Background: Limping in preschool-age children is a common chief complaint in the orthopaedic clinic. Given the breadth of limping etiologies, there is variability in the evaluation of these patients. The objectives of our study are: 1) to describe the epidemiology of preschool-age children presenting with limp and 2) to determine predictors identifying children at risk for non-benign etiologies.


Methods: This is a retrospective study of children <6 years old presenting to a tertiary care pediatric orthopaedic clinic with a chief complaint of limping from 1/1/2019 to 12/31/2020. Subjects were identified from the electronic medical record using natural language processing. Exclusion criteria included: limp >3 weeks, lower extremity fracture or surgery <12 weeks, or chronic conditions affecting the lower extremity (i.e., malignancy, neuromuscular disorder, sickle cell disease). Patient demographic and clinical characteristics were collected. Outcome diagnoses were classified as “benign,” “receiving advanced treatment (i.e., antibiotics, steroids, surgery),” or “inconclusive.” We calculated frequencies of outcomes and compared them using the Chi-square test. Bivariate analyses were conducted using Student’s t-test, the Mann-Whitney U-test, or chi-square test. We conducted a multivariable logistic regression analysis to determine predictors associated with the outcome of receiving advanced treatment vs. benign/inconclusive diagnoses while controlling for patient characteristics. 
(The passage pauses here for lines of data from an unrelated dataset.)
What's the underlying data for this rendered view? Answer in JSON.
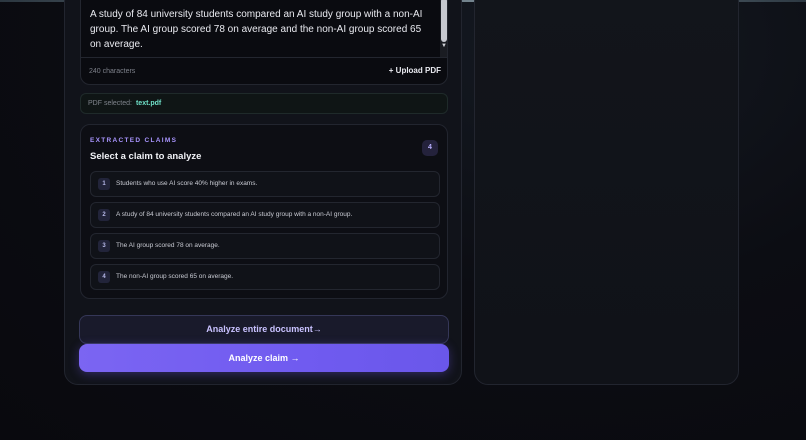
{
  "input": {
    "text": "A study of 84 university students compared an AI study group with a non-AI group. The AI group scored 78 on average and the non-AI group scored 65 on average.",
    "char_count": "240 characters",
    "upload_label": "+ Upload PDF"
  },
  "pdf": {
    "label": "PDF selected:",
    "filename": "text.pdf"
  },
  "claims": {
    "kicker": "EXTRACTED CLAIMS",
    "title": "Select a claim to analyze",
    "count": "4",
    "items": [
      {
        "num": "1",
        "text": "Students who use AI score 40% higher in exams."
      },
      {
        "num": "2",
        "text": "A study of 84 university students compared an AI study group with a non-AI group."
      },
      {
        "num": "3",
        "text": "The AI group scored 78 on average."
      },
      {
        "num": "4",
        "text": "The non-AI group scored 65 on average."
      }
    ]
  },
  "actions": {
    "analyze_document": "Analyze entire document→",
    "analyze_claim": "Analyze claim  →"
  },
  "colors": {
    "accent": "#705bf0",
    "kicker": "#a995ff",
    "filename": "#6fe0c8"
  }
}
Results: We identified 169 children <6 years old with limping: 105 benign causes (62%), 27 receiving advanced treatment (16%), and 37 inconclusive diagnoses (22%). The most common diagnoses among those receiving advanced treatment were juvenile idiopathic arthritis (8/27, 30%) and Lyme disease (7/27, 26%) (Table 1). On bivariate analysis, increased odds for requiring advanced treatment were identified for females (OR 2.8, 95% CI 1.20, 6.44) and presence of joint edema (OR 5.3, 95% CI 2.11, 13.47) (Table 2). Multivariate logistic regression found increased odds of receiving advanced treatment for females (OR 3.05, 95% CI 1.13, 8.24), joint edema (4.49, 95% CI 1.48, 13.61), and limp >9 days (OR 3.43, 95% CI 1.24, 9.51).


Conclusion: The majority of preschool-age children presenting with limp had benign diagnoses. Understanding predictors for specific etiologies of limping “receiving advanced treatment” may assist in standardizing care for preschool children with limping.

Article Details

How to Cite
Megan Hannon, Blair Stewig, & Lois Lee. (2023). Epidemiology of Preschool-age Children Presenting to the Orthopaedic Clinic with Limping . Journal of the Pediatric Orthopaedic Society of North America, 5(2). https://doi.org/10.55275/JPOSNA-2023-688
Section
AAP National Conference & Exhibition 2022 Section on Orthopaedics-POSNA Young Investigator Awards